-- Exercise aim --
The entries are to be repeated in full, without any change.

+--

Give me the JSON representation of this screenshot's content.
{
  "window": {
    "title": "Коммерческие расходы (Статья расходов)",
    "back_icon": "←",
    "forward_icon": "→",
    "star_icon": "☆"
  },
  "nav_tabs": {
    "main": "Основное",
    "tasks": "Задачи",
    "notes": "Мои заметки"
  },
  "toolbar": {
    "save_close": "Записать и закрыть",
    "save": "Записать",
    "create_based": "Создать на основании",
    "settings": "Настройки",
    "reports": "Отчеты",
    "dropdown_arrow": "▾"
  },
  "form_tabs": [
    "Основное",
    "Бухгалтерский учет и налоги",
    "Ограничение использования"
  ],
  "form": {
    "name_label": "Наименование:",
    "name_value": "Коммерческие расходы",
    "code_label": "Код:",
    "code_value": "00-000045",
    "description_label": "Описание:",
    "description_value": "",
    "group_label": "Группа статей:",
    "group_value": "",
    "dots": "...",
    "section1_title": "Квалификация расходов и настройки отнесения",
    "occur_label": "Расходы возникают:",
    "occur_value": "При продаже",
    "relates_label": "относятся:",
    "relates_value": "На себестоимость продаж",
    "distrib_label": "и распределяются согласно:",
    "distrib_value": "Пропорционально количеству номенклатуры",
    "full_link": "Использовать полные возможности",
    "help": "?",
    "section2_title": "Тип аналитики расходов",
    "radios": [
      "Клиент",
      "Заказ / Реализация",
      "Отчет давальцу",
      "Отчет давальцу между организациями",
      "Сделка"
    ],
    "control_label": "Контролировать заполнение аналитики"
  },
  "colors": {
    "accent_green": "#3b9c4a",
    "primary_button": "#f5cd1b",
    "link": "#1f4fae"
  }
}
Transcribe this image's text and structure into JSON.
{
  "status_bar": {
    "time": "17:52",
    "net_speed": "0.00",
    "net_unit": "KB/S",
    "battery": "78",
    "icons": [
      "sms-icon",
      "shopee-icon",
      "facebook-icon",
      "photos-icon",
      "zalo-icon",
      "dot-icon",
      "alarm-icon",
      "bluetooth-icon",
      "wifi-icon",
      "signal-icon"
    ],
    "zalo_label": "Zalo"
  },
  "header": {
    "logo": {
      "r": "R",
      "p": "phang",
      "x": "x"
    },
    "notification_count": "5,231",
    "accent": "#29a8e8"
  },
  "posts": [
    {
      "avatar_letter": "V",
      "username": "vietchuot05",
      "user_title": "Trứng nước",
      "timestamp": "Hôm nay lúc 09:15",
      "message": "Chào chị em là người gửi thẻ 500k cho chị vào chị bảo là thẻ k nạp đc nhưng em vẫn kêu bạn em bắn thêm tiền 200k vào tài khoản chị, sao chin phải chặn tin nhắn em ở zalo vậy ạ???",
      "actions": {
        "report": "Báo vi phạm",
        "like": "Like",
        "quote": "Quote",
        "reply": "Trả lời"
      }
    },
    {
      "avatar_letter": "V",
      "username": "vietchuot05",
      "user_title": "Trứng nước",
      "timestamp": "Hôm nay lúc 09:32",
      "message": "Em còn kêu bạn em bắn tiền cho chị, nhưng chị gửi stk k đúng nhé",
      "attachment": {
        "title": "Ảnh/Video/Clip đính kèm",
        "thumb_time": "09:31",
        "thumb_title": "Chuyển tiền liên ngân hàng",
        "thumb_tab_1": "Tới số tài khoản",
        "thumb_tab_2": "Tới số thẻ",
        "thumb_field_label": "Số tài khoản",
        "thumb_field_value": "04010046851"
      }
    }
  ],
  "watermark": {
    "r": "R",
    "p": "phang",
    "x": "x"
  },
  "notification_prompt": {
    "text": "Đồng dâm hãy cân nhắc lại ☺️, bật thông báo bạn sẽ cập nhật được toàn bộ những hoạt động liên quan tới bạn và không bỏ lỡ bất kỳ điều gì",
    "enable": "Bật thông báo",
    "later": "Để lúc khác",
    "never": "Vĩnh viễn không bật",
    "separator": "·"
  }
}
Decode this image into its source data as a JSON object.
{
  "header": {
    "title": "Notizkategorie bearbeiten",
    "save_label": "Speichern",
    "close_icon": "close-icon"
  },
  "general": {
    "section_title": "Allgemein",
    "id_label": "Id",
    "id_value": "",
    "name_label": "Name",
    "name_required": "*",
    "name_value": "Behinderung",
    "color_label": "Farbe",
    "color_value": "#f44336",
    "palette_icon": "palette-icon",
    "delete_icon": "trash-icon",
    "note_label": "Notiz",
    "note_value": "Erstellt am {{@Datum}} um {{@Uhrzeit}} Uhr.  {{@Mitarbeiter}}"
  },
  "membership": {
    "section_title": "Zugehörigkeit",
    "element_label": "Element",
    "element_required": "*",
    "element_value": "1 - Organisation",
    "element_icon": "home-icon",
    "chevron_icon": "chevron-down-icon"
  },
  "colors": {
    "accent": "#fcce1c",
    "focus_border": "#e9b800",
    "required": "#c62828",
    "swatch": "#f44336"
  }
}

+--

-- Result --
Give me the JSON representation of this screenshot's content.
{
  "window": {
    "title": "Коммерческие расходы (Статья расходов)",
    "back_icon": "←",
    "forward_icon": "→",
    "star_icon": "☆"
  },
  "nav_tabs": {
    "main": "Основное",
    "tasks": "Задачи",
    "notes": "Мои заметки"
  },
  "toolbar": {
    "save_close": "Записать и закрыть",
    "save": "Записать",
    "create_based": "Создать на основании",
    "settings": "Настройки",
    "reports": "Отчеты",
    "dropdown_arrow": "▾"
  },
  "form_tabs": [
    "Основное",
    "Бухгалтерский учет и налоги",
    "Ограничение использования"
  ],
  "form": {
    "name_label": "Наименование:",
    "name_value": "Коммерческие расходы",
    "code_label": "Код:",
    "code_value": "00-000045",
    "description_label": "Описание:",
    "description_value": "",
    "group_label": "Группа статей:",
    "group_value": "",
    "dots": "...",
    "section1_title": "Квалификация расходов и настройки отнесения",
    "occur_label": "Расходы возникают:",
    "occur_value": "При продаже",
    "relates_label": "относятся:",
    "relates_value": "На себестоимость продаж",
    "distrib_label": "и распределяются согласно:",
    "distrib_value": "Пропорционально количеству номенклатуры",
    "full_link": "Использовать полные возможности",
    "help": "?",
    "section2_title": "Тип аналитики расходов",
    "radios": [
      "Клиент",
      "Заказ / Реализация",
      "Отчет давальцу",
      "Отчет давальцу между организациями",
      "Сделка"
    ],
    "control_label": "Контролировать заполнение аналитики"
  },
  "colors": {
    "accent_green": "#3b9c4a",
    "primary_button": "#f5cd1b",
    "link": "#1f4fae"
  }
}
Transcribe this image's text and structure into JSON.
{
  "status_bar": {
    "time": "17:52",
    "net_speed": "0.00",
    "net_unit": "KB/S",
    "battery": "78",
    "icons": [
      "sms-icon",
      "shopee-icon",
      "facebook-icon",
      "photos-icon",
      "zalo-icon",
      "dot-icon",
      "alarm-icon",
      "bluetooth-icon",
      "wifi-icon",
      "signal-icon"
    ],
    "zalo_label": "Zalo"
  },
  "header": {
    "logo": {
      "r": "R",
      "p": "phang",
      "x": "x"
    },
    "notification_count": "5,231",
    "accent": "#29a8e8"
  },
  "posts": [
    {
      "avatar_letter": "V",
      "username": "vietchuot05",
      "user_title": "Trứng nước",
      "timestamp": "Hôm nay lúc 09:15",
      "message": "Chào chị em là người gửi thẻ 500k cho chị vào chị bảo là thẻ k nạp đc nhưng em vẫn kêu bạn em bắn thêm tiền 200k vào tài khoản chị, sao chin phải chặn tin nhắn em ở zalo vậy ạ???",
      "actions": {
        "report": "Báo vi phạm",
        "like": "Like",
        "quote": "Quote",
        "reply": "Trả lời"
      }
    },
    {
      "avatar_letter": "V",
      "username": "vietchuot05",
      "user_title": "Trứng nước",
      "timestamp": "Hôm nay lúc 09:32",
      "message": "Em còn kêu bạn em bắn tiền cho chị, nhưng chị gửi stk k đúng nhé",
      "attachment": {
        "title": "Ảnh/Video/Clip đính kèm",
        "thumb_time": "09:31",
        "thumb_title": "Chuyển tiền liên ngân hàng",
        "thumb_tab_1": "Tới số tài khoản",
        "thumb_tab_2": "Tới số thẻ",
        "thumb_field_label": "Số tài khoản",
        "thumb_field_value": "04010046851"
      }
    }
  ],
  "watermark": {
    "r": "R",
    "p": "phang",
    "x": "x"
  },
  "notification_prompt": {
    "text": "Đồng dâm hãy cân nhắc lại ☺️, bật thông báo bạn sẽ cập nhật được toàn bộ những hoạt động liên quan tới bạn và không bỏ lỡ bất kỳ điều gì",
    "enable": "Bật thông báo",
    "later": "Để lúc khác",
    "never": "Vĩnh viễn không bật",
    "separator": "·"
  }
}
Decode this image into its source data as a JSON object.
{
  "header": {
    "title": "Notizkategorie bearbeiten",
    "save_label": "Speichern",
    "close_icon": "close-icon"
  },
  "general": {
    "section_title": "Allgemein",
    "id_label": "Id",
    "id_value": "",
    "name_label": "Name",
    "name_required": "*",
    "name_value": "Behinderung",
    "color_label": "Farbe",
    "color_value": "#f44336",
    "palette_icon": "palette-icon",
    "delete_icon": "trash-icon",
    "note_label": "Notiz",
    "note_value": "Erstellt am {{@Datum}} um {{@Uhrzeit}} Uhr.  {{@Mitarbeiter}}"
  },
  "membership": {
    "section_title": "Zugehörigkeit",
    "element_label": "Element",
    "element_required": "*",
    "element_value": "1 - Organisation",
    "element_icon": "home-icon",
    "chevron_icon": "chevron-down-icon"
  },
  "colors": {
    "accent": "#fcce1c",
    "focus_border": "#e9b800",
    "required": "#c62828",
    "swatch": "#f44336"
  }
}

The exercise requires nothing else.